Curious if practicing mindfulness or meditation could help improve your sleep? Here’s what you should know.
Know if Your Sleep Troubles Are the Type Mindfulness and Meditation Can Help With
Mindfulness isn’t necessarily the solution to every sleep problem. Barwick says that mindfulness probably won’t help people who wake up at night due to sleep apnea or circadian rhythm disorders. Ditto those who can’t stay asleep because of a heavy drinking habit or a medication side effect.
But for anyone whose sleep struggles are caused by (or involve) periods of worry or anxiousness — including those who can’t sleep because of restless leg syndrome (RLS) — mindfulness training should provide a benefit.

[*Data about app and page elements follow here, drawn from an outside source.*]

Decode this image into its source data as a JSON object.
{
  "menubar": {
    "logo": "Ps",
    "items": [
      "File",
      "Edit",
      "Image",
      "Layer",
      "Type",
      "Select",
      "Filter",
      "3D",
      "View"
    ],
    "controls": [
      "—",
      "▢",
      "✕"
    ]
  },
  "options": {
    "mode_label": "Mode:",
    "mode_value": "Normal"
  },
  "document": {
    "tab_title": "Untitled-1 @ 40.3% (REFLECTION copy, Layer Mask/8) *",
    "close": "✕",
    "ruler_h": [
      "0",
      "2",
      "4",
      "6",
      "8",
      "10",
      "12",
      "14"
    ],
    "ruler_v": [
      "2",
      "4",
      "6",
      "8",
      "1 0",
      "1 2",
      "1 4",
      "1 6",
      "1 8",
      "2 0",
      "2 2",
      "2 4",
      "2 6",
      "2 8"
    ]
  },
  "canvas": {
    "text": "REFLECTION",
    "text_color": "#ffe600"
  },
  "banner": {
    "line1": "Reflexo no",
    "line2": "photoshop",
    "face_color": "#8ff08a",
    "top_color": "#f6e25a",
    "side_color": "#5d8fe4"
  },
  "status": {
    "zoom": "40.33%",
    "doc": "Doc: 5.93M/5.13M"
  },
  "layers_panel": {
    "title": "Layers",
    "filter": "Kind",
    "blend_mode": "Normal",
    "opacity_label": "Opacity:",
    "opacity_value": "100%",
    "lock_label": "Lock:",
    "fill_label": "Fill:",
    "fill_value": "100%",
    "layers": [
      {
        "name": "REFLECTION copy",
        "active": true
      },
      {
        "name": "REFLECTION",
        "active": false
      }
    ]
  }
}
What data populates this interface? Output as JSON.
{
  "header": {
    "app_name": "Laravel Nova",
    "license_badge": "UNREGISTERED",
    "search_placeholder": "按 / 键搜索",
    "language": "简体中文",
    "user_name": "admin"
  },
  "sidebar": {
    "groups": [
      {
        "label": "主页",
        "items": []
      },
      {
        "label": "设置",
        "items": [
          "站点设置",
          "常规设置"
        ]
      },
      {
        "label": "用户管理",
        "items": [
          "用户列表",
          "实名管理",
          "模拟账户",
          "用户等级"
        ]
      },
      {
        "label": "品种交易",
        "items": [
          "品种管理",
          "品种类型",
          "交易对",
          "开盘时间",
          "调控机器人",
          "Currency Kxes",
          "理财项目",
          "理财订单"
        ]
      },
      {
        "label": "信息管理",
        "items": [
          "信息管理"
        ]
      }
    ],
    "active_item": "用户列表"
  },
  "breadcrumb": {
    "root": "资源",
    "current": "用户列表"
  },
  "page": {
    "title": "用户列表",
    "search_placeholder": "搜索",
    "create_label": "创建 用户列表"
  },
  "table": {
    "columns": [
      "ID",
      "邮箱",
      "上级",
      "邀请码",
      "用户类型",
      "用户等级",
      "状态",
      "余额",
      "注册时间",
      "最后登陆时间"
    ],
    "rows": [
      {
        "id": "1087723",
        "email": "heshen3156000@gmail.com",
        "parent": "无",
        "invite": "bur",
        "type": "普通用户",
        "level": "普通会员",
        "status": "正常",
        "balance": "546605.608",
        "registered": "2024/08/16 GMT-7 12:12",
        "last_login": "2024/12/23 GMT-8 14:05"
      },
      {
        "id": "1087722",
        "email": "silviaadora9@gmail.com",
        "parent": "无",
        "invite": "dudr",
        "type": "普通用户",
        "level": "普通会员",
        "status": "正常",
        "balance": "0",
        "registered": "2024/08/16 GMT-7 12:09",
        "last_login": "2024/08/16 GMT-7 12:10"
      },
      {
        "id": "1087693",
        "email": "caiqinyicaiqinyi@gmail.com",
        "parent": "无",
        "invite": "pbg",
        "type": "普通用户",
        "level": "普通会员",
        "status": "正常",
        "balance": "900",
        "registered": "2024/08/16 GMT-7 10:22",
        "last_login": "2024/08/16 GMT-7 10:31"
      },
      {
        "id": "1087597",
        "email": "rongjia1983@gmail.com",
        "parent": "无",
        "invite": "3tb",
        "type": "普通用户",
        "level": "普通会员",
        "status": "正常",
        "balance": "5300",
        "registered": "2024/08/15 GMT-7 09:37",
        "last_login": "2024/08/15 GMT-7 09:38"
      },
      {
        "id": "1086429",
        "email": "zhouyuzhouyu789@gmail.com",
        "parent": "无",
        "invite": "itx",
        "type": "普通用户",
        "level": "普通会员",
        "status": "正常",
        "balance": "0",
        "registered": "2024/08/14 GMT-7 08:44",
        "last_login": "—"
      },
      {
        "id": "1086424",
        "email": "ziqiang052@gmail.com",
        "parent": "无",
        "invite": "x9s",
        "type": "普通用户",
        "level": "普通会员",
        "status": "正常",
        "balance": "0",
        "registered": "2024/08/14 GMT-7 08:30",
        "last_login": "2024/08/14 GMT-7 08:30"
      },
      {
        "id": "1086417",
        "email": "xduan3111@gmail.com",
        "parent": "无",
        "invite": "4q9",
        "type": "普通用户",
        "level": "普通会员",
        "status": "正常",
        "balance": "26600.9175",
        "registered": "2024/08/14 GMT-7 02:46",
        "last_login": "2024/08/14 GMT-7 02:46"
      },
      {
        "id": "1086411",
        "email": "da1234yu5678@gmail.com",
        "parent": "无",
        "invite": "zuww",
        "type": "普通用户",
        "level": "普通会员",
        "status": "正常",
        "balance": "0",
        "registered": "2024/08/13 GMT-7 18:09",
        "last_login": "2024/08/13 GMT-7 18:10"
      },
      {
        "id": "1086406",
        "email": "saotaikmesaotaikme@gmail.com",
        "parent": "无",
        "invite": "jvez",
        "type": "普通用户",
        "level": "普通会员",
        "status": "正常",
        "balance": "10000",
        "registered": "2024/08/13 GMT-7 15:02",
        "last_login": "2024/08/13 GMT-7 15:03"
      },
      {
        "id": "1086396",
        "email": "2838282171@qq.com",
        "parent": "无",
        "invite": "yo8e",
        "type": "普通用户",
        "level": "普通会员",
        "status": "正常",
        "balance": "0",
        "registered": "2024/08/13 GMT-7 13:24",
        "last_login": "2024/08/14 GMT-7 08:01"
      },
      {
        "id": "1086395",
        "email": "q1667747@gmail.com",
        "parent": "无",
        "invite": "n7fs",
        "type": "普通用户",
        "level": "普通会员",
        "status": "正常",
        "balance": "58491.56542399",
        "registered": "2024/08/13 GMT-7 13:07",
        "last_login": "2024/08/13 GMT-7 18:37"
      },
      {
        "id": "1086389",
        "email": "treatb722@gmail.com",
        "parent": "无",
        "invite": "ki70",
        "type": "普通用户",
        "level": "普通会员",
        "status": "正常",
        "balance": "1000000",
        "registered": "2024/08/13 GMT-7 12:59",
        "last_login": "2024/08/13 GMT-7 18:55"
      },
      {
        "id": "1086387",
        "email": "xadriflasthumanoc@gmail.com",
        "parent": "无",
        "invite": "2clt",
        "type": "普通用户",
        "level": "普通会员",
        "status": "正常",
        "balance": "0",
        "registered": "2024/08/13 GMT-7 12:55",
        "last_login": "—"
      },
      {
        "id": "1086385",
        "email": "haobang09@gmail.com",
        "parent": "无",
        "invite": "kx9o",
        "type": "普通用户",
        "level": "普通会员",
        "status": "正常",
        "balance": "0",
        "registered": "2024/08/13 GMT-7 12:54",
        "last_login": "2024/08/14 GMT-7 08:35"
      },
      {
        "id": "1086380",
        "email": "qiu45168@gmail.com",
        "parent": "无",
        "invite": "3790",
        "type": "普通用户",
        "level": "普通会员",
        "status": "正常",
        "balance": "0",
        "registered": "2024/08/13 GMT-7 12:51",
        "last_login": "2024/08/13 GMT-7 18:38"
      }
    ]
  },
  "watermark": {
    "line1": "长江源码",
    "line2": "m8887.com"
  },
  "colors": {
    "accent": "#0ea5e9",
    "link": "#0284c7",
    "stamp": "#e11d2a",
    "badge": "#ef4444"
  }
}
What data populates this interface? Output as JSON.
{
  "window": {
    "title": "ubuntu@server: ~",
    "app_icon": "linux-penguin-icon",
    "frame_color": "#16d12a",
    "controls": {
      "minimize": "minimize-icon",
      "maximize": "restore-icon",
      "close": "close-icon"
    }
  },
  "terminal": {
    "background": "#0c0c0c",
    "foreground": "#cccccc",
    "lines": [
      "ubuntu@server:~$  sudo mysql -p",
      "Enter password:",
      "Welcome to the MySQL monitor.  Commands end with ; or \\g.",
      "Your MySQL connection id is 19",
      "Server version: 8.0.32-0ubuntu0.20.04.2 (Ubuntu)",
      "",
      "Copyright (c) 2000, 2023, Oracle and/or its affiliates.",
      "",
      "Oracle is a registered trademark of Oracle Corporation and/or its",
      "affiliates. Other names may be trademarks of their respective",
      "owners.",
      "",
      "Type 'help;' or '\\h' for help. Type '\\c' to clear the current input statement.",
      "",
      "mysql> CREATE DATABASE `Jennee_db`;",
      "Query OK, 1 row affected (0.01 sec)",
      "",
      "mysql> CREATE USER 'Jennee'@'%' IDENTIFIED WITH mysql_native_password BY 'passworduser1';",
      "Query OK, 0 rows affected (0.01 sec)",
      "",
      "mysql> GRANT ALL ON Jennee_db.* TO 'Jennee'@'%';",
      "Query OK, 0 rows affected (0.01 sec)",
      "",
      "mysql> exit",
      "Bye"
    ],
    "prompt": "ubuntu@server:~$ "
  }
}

“Especially for people who are anxious, mindfulness is a helpful technique,” she adds.
Both Brewer and Barwick say that daily practice is important if you want to see results.
“For someone with long-standing insomnia, they know exactly how their night is going to unfold,” Barwick says. “They’ll lie there, worried, thinking about how tomorrow will be a disaster.”
“But when people practice being mindful,” she adds, “they can learn to let those feelings and thoughts pass without all the negativity and worry.” For many, that’s the key that unlocks the door to sleep. The consistency of practicing over and over again is what helps make it a habit.
Consider an App
And, especially in the beginning, an app or some other resource that will guide you through a practice is helpful.
“Headspace I think does a good job of helping people cultivate daily practice,” Barwick says. She also mentions 10 Percent Happier and Calm as two apps that have helped her sleep patients. The people in Brewer’s sleep study used the Unwinding Anxiety mindfulness app, which he helped develop and which some of his work has validated as an effective intervention for anxiety.